Mathematics Stack Exchange is a question and answer site for people studying math at any level and professionals in related fields. It's 100% free, no registration required.

I need to find the 2nd term of continued fraction for the power tower ${^5}e=e^{e^{e^{e^{e}}}}$ ( i.e. $\lfloor\{e^{e^{e^{e^{e}}}}\}^{-1}\rfloor$), or even higher towers. The number is too big to process in reasonable time with numerical libraries or algorithms known to me — the 1st term of the continued fraction has more than $10^{10^6}$ decimal digits. Is there a trick that allows to do such calculations faster?

UPDATE: I created a sequence A225053 in OEIS for 2nd terms of continued fractions for power towers $e,\,e^e,\,e^{e^e},\,\dots$ Please feel free to extend it if you find a way to calculate further terms.

share|improve this question
    
Have you looked at Euler's continued fraction formula for the exponential function? en.wikipedia.org/wiki/… It probably won't help you get an exact answer, but it may show you that it's not 0. –  Brian Rushton Apr 29 '13 at 22:04

1 Answer 1

up vote 16 down vote accepted
+200

It might be not a direct answer to your question, but it is possible that there is no 2nd term of the continued fraction in question.

I believe it is a long-standing open problem if $\,{^5 e}\in\mathbb{N}$, and, in general, for every integer $n \ge 5$, if $\,{^n e}\in\mathbb{N}$ (and also, for every integer $n \ge 4$, if $\,{^n \pi}\in\mathbb{N}$).

It is mentioned multiple times in Wikipedia, e.g. in Russian Wikipedia article Открытые математические проблемы (Open mathematical problems) and on some mailing lists. Similar questions were discussed here on Math.SE: $e^{e^{e^{79}}}$ and ultrafinitism, How to show $e^{e^{e^{79}}}$ is not an integer. Currently these questions look very far from being resolved and it is completely unclear how to approach them.
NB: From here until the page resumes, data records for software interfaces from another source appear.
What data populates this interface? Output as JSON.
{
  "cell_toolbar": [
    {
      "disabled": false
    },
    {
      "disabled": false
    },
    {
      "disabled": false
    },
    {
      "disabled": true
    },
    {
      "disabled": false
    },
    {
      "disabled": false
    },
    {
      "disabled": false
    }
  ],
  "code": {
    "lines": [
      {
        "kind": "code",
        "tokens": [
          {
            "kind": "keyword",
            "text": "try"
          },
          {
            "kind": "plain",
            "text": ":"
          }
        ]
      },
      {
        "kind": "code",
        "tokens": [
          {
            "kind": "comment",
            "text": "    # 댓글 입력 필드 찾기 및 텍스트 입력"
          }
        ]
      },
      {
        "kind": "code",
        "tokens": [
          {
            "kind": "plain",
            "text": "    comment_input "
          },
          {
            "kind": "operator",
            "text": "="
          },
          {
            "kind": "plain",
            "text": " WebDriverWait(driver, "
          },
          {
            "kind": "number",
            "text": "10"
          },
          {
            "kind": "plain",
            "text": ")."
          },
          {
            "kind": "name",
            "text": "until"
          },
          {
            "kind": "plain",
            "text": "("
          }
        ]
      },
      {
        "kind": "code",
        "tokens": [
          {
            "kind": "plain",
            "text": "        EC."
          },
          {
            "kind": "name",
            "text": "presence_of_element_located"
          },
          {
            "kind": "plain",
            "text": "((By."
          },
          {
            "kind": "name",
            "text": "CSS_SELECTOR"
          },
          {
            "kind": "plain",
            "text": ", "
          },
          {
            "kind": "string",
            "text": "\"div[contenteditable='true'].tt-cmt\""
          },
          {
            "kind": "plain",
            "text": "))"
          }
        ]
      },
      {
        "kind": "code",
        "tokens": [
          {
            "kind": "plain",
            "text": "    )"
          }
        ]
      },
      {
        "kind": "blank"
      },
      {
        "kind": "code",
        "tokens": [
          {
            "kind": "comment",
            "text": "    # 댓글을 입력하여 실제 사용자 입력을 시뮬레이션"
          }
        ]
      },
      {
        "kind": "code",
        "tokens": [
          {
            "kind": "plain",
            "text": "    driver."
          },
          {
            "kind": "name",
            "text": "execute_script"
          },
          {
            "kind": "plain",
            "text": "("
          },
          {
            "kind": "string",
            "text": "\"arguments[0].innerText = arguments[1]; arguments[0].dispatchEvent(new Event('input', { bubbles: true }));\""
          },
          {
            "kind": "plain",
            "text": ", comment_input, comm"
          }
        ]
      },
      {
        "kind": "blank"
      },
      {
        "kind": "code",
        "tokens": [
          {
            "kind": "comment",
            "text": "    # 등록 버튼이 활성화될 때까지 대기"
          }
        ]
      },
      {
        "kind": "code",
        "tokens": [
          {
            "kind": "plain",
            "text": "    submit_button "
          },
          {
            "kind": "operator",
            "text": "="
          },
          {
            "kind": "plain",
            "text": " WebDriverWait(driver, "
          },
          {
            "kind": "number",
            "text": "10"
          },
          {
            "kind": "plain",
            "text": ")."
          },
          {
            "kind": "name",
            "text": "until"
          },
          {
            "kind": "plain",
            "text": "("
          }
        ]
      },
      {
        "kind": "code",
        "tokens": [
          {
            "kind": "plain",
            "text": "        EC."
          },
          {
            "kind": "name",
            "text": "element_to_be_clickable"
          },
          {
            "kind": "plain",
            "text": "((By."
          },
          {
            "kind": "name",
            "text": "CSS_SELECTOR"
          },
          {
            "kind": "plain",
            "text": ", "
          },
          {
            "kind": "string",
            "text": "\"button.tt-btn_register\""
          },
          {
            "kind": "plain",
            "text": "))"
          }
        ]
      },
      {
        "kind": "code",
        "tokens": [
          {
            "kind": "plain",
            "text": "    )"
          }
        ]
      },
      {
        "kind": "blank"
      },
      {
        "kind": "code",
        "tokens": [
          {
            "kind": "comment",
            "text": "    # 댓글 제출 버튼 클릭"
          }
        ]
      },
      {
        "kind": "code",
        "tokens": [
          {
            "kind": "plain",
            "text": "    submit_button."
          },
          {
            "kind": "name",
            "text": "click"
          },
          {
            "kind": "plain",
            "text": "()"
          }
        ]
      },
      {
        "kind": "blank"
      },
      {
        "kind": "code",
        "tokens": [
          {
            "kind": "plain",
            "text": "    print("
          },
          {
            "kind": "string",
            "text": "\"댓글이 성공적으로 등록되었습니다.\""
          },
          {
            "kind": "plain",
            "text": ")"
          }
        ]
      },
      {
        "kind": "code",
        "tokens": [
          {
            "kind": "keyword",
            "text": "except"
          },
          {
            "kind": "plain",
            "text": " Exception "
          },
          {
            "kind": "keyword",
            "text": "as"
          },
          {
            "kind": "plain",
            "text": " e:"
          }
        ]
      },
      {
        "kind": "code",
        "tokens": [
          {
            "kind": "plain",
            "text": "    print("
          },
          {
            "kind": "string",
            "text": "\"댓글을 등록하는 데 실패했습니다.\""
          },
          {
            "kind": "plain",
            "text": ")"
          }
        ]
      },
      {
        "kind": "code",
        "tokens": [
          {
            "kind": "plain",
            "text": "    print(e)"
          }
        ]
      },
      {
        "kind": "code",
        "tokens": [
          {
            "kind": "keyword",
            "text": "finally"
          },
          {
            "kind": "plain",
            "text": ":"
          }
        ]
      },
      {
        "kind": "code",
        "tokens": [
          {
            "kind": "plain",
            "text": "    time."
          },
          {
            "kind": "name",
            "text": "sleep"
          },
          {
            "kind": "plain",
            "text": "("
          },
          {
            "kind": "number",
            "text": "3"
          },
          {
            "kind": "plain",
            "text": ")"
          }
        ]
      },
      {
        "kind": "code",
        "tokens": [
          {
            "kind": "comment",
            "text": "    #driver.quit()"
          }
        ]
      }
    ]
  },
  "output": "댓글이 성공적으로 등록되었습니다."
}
share|improve this answer
6  
I wonder, does anybody really believe it can be an integer? –  Liu Jin Tsai May 5 '13 at 19:35

Your Answer

 
discard

By posting your answer, you agree to the privacy policy and terms of service.

Not the answer you're looking for? Browse other questions tagged or ask your own question.